The second and less desireable option is to vent it through the wall into an adjacent unused room. If this is the case, you need to snake the pipe through an outside wall and into the room of your choice. As with the alternative, I would patch the hole later with spray foam and paint over it.
When you are venting a microwave in a room that will not be in daily use, you must vent it directly upward. This is to prevent the spread of radiation into a room that may be occupied. Of course, you are doing this project yourself and should already know this, but I had to include this warning in the instructions somewhere.
Once you have decided where you want to vent your microwave, you need to construct the pipe. You need to cut a hole in your wall as big as your pipe is going to be. This needs to be as accurate as possible, so I would measure it several times before cutting. If you don’t have a hack saw to do this, I highly recommend using a jig saw. When you cut the hole in the wall, make sure you are wearing your protective gloves and turn your back to the wall when cutting.

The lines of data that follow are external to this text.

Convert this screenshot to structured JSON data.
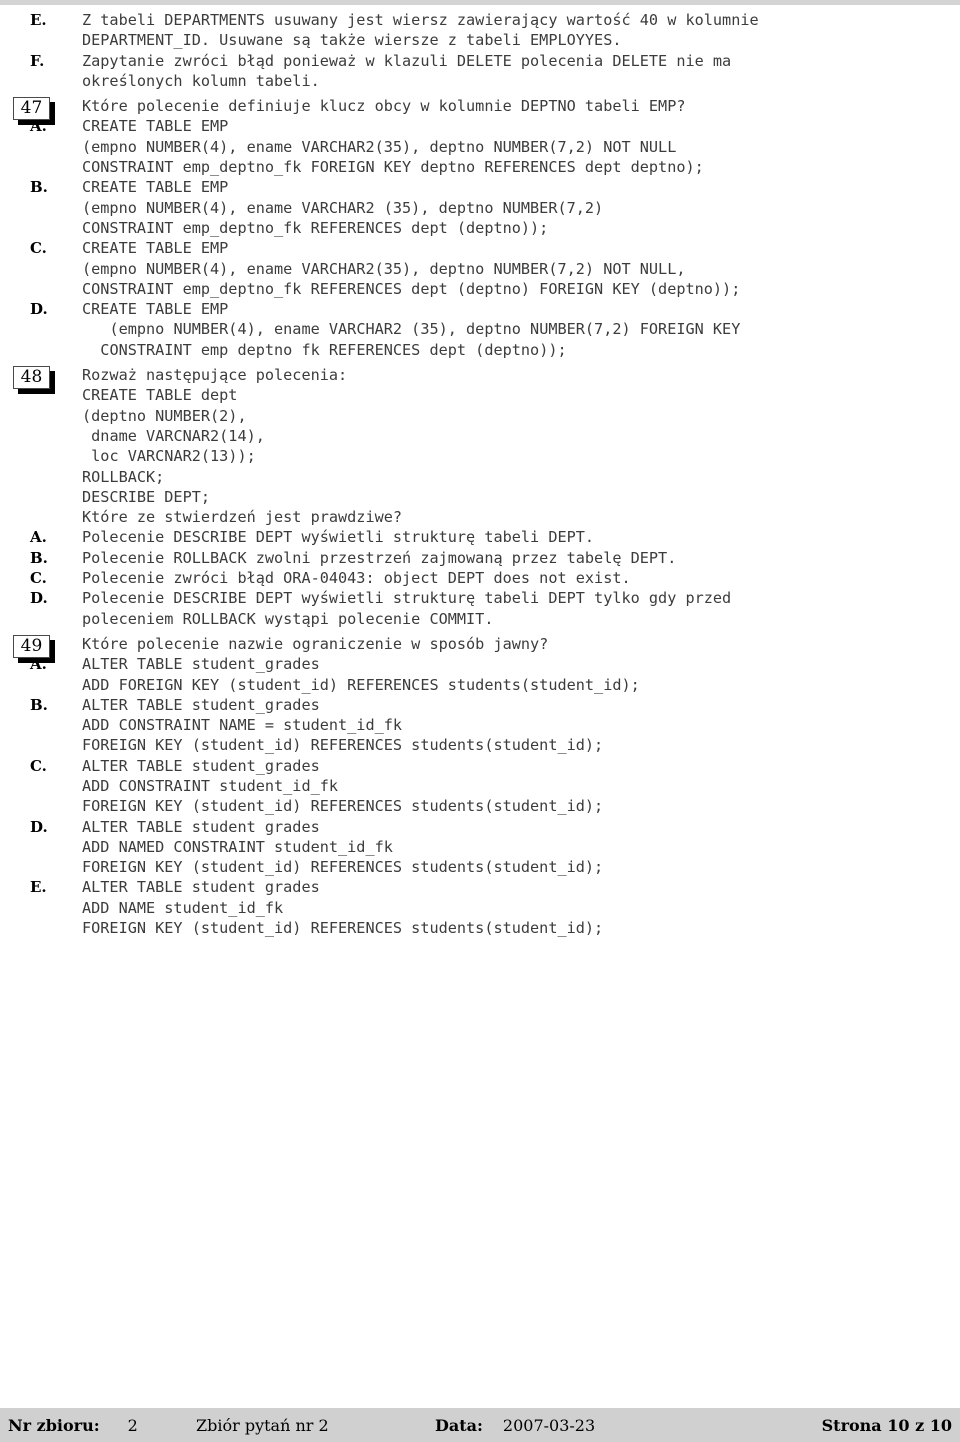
{
  "document": {
    "title": "Zbiór pytań nr 2",
    "page_label": "Strona 10 z 10"
  },
  "blocks": [
    {
      "marker": "E.",
      "kind": "option",
      "text": "Z tabeli DEPARTMENTS usuwany jest wiersz zawierający wartość 40 w kolumnie\nDEPARTMENT_ID. Usuwane są także wiersze z tabeli EMPLOYYES."
    },
    {
      "marker": "F.",
      "kind": "option",
      "text": "Zapytanie zwróci błąd ponieważ w klazuli DELETE polecenia DELETE nie ma\nokreślonych kolumn tabeli."
    },
    {
      "marker": "47",
      "kind": "question",
      "text": "Które polecenie definiuje klucz obcy w kolumnie DEPTNO tabeli EMP?"
    },
    {
      "marker": "A.",
      "kind": "option",
      "text": "CREATE TABLE EMP\n(empno NUMBER(4), ename VARCHAR2(35), deptno NUMBER(7,2) NOT NULL\nCONSTRAINT emp_deptno_fk FOREIGN KEY deptno REFERENCES dept deptno);"
    },
    {
      "marker": "B.",
      "kind": "option",
      "text": "CREATE TABLE EMP\n(empno NUMBER(4), ename VARCHAR2 (35), deptno NUMBER(7,2)\nCONSTRAINT emp_deptno_fk REFERENCES dept (deptno));"
    },
    {
      "marker": "C.",
      "kind": "option",
      "text": "CREATE TABLE EMP\n(empno NUMBER(4), ename VARCHAR2(35), deptno NUMBER(7,2) NOT NULL,\nCONSTRAINT emp_deptno_fk REFERENCES dept (deptno) FOREIGN KEY (deptno));"
    },
    {
      "marker": "D.",
      "kind": "option",
      "text": "CREATE TABLE EMP\n   (empno NUMBER(4), ename VARCHAR2 (35), deptno NUMBER(7,2) FOREIGN KEY\n  CONSTRAINT emp deptno fk REFERENCES dept (deptno));"
    },
    {
      "marker": "48",
      "kind": "question",
      "text": "Rozważ następujące polecenia:\nCREATE TABLE dept\n(deptno NUMBER(2),\n dname VARCNAR2(14),\n loc VARCNAR2(13));\nROLLBACK;\nDESCRIBE DEPT;\nKtóre ze stwierdzeń jest prawdziwe?"
    },
    {
      "marker": "A.",
      "kind": "option",
      "text": "Polecenie DESCRIBE DEPT wyświetli strukturę tabeli DEPT."
    },
    {
      "marker": "B.",
      "kind": "option",
      "text": "Polecenie ROLLBACK zwolni przestrzeń zajmowaną przez tabelę DEPT."
    },
    {
      "marker": "C.",
      "kind": "option",
      "text": "Polecenie zwróci błąd ORA-04043: object DEPT does not exist."
    },
    {
      "marker": "D.",
      "kind": "option",
      "text": "Polecenie DESCRIBE DEPT wyświetli strukturę tabeli DEPT tylko gdy przed\npoleceniem ROLLBACK wystąpi polecenie COMMIT."
    },
    {
      "marker": "49",
      "kind": "question",
      "text": "Które polecenie nazwie ograniczenie w sposób jawny?"
    },
    {
      "marker": "A.",
      "kind": "option",
      "text": "ALTER TABLE student_grades\nADD FOREIGN KEY (student_id) REFERENCES students(student_id);"
    },
    {
      "marker": "B.",
      "kind": "option",
      "text": "ALTER TABLE student_grades\nADD CONSTRAINT NAME = student_id_fk\nFOREIGN KEY (student_id) REFERENCES students(student_id);"
    },
    {
      "marker": "C.",
      "kind": "option",
      "text": "ALTER TABLE student_grades\nADD CONSTRAINT student_id_fk\nFOREIGN KEY (student_id) REFERENCES students(student_id);"
    },
    {
      "marker": "D.",
      "kind": "option",
      "text": "ALTER TABLE student grades\nADD NAMED CONSTRAINT student_id_fk\nFOREIGN KEY (student_id) REFERENCES students(student_id);"
    },
    {
      "marker": "E.",
      "kind": "option",
      "text": "ALTER TABLE student grades\nADD NAME student_id_fk\nFOREIGN KEY (student_id) REFERENCES students(student_id);"
    }
  ],
  "footer": {
    "set_label": "Nr zbioru:",
    "set_value": "2",
    "collection": "Zbiór pytań nr 2",
    "date_label": "Data:",
    "date_value": "2007-03-23",
    "page": "Strona 10 z 10"
  }
}
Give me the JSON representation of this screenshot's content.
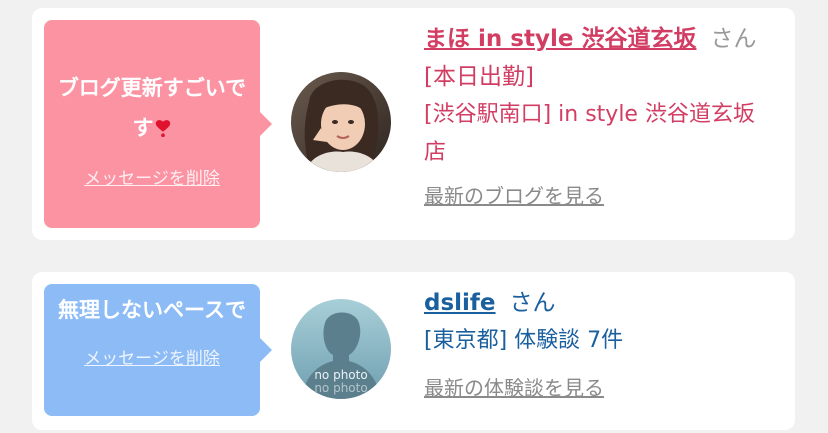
{
  "cards": [
    {
      "bubble_color": "#fc93a3",
      "message": "ブログ更新すごいです",
      "message_emoji": "heart-exclamation",
      "delete_label": "メッセージを削除",
      "name": "まほ in style 渋谷道玄坂",
      "honorific": "さん",
      "name_suffix": "[本日出勤]",
      "detail": "[渋谷駅南口] in style 渋谷道玄坂店",
      "link_label": "最新のブログを見る",
      "text_color": "#d23d63"
    },
    {
      "bubble_color": "#8cbbf6",
      "message": "無理しないペースで",
      "delete_label": "メッセージを削除",
      "name": "dslife",
      "honorific": "さん",
      "detail": "[東京都] 体験談 7件",
      "link_label": "最新の体験談を見る",
      "avatar_text_1": "no photo",
      "avatar_text_2": "no photo",
      "text_color": "#1a5f9e"
    }
  ]
}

You don’t want any accidents with a spinning blade.
After you have cut the hole in your wall, you need to snake the pipe through it. If you are venting into a kitchen, I would highly recommend doing this at night so that if any grease gets on anything it won’t get on people eating at the table. I’m not sure if microwaves give off grease while in operation, but I like to play it safe.
Once the pipe is through the wall, you may need to do some adjusting.
Sources & references used in this article:
- Non-contact measurement of heart and respiration rates with a single-chip microwave doppler radar (AD Droitcour – 2006 – Citeseer)
- Shroud to cover dish in microwave oven (R Hanlon – US Patent 4,801,773, 1989 – Google Patents)
- Microwave pressure cooker (AE Welch – US Patent 2,622,187, 1952 – Google Patents)
- Microwave Instruments: Green machines for green chemistry? (EP Zovinka, AE Stock – Journal of Chemical Education, 2010 – ACS Publications)
- Vented food cooking system for microwave ovens (W Berkoff – US Patent 5,387,781, 1995 – Google Patents)